You do just-in-time business to business delivery, hauling trailers of dairy products to stores. Just like with any transportation company, it’s time-sensitive. All professional driver accidents cost you money on claims, extra time between hauls, and an opportunity cost for hauling more. They might even cost you a client. You set aside a certain amount of revenue to new driver training every year to avoid losses. While that’s money that could go into marketing to find new clients, you rest easier knowing you’re doing the best you can to protect your drivers. But guess what? Despite the training, your drivers

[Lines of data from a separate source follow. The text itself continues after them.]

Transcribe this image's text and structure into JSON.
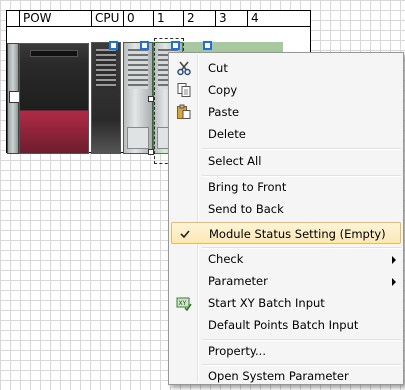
{
  "rack": {
    "headers": [
      "POW",
      "CPU",
      "0",
      "1",
      "2",
      "3",
      "4"
    ]
  },
  "context_menu": {
    "items": [
      {
        "label": "Cut",
        "icon": "scissors-icon"
      },
      {
        "label": "Copy",
        "icon": "copy-icon"
      },
      {
        "label": "Paste",
        "icon": "paste-icon"
      },
      {
        "label": "Delete"
      },
      {
        "label": "Select All"
      },
      {
        "label": "Bring to Front"
      },
      {
        "label": "Send to Back"
      },
      {
        "label": "Module Status Setting (Empty)",
        "checked": true,
        "icon": "checkmark-icon"
      },
      {
        "label": "Check",
        "submenu": true
      },
      {
        "label": "Parameter",
        "submenu": true
      },
      {
        "label": "Start XY Batch Input",
        "icon": "xy-batch-icon"
      },
      {
        "label": "Default Points Batch Input"
      },
      {
        "label": "Property..."
      },
      {
        "label": "Open System Parameter"
      }
    ],
    "colors": {
      "highlight_border": "#e3bd5c",
      "highlight_fill": "#fbe8b4",
      "handle_blue": "#1e73d2"
    }
  }
}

Speeding might be the most common law broken. We’ve all been guilty at one point or another and it’s a common place occurrence that’s practically expected of drivers. Most of us can’t stand to drive behind someone who is coasting anywhere near the posted speed limit. So what do we do? Either tailgate or zoom passed them. READ MORE
I tune into NPR’s 90.3 Ideastream every morning on my way into work. I know, big surprise, a recent Literature graduate from a liberal arts school listens to NPR. Regardless, as you may know, they give a Cleveland traffic update a few times each morning, which usually goes like this: Traffic is slow on east shore way. Traffic is at a standstill on the interbelt going into downtown. 77 north is backed up all the way to Brecksville. It reminds me that I’m lucky to only deal with little ol’ Macedonia, OH traffic.
What I always pay special attention to, though, is how
Per the Bureau of Labor Statistics, 4,867 U.S. citizens died from fatal workplace injuries in 2015. It’s a major decrease from the early 90’s when the BLS found that 6,632 workers died between 1993 and 1994. Still, there was a slight increase from 2014 to 2015 in worker deaths. The popular opinion is that stricter safety regulations and more advanced job-related equipment continue to increase job safety for these deadliest professions, but safety experts disagree. Maybe we’ve reached a turning point?
While regulations and engineering most likely had a heavy hand in making jobs safer from the 90’s until now,